Disasters destroy lives and livelihoods around the world. Between 2000 and 2012, 1.7 million people died in disasters and an estimated US$ 1.7 trillion of damage was sustained. Disaster risk reduction activities aim to reduce the human, economic and environmental costs of such disasters and science can play an essential role in these efforts, uncovering new ways to prevent,
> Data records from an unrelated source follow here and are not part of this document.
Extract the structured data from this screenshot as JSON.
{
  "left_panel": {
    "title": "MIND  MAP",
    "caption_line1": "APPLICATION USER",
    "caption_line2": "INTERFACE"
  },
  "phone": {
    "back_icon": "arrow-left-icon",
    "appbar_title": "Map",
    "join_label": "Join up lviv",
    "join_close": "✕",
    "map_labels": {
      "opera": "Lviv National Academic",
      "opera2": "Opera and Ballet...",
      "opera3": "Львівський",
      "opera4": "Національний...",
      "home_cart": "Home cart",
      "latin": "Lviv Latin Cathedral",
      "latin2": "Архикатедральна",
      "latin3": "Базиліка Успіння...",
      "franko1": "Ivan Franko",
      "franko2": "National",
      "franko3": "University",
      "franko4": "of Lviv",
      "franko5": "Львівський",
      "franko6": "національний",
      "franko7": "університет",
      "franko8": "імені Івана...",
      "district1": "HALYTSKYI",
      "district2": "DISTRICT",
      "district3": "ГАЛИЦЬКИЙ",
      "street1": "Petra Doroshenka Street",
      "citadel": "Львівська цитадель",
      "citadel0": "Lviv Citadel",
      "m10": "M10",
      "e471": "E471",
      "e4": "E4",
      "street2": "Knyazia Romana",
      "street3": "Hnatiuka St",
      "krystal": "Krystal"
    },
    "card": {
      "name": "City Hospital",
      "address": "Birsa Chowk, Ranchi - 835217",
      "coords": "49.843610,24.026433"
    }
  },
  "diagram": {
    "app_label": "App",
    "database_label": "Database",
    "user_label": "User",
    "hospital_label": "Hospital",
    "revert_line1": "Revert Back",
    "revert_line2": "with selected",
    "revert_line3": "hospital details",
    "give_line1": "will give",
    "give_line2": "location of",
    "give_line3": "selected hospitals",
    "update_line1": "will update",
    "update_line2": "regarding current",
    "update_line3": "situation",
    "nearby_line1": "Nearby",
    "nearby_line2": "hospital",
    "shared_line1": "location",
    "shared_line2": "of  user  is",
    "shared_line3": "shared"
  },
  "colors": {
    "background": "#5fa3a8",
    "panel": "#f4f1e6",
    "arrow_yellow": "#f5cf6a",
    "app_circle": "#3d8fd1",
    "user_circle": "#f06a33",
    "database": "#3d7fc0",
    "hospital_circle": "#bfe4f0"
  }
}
prepare for and respond to disasters and determining which technologies are most effective in reducing disaster risk. As a result of scientific research, across the world there are now programmes to forecast floods, detect tsunami waves, prevent infectious disease outbreaks with vaccination and effectively communicate disaster risk to enhance community resilience. Thus science is already helping to save lives and livelihoods in some instances. But what do we mean by ‘science’? Science is knowledge obtained through study or practice. For disaster risk reduction, science is considered in its widest sense to include the natural, environmental, social, economic, health and engineering sciences, and scientific capacities are interpreted broadly to include all relevant resources and skills of a scientific and technical nature. The Flood early warning case study has been published in the UNISDR Scientific and Technical Advisory Group report ‘UsingScience in Disaster Risk Reduction’ in pages 18-19.
The report can be access at this site…..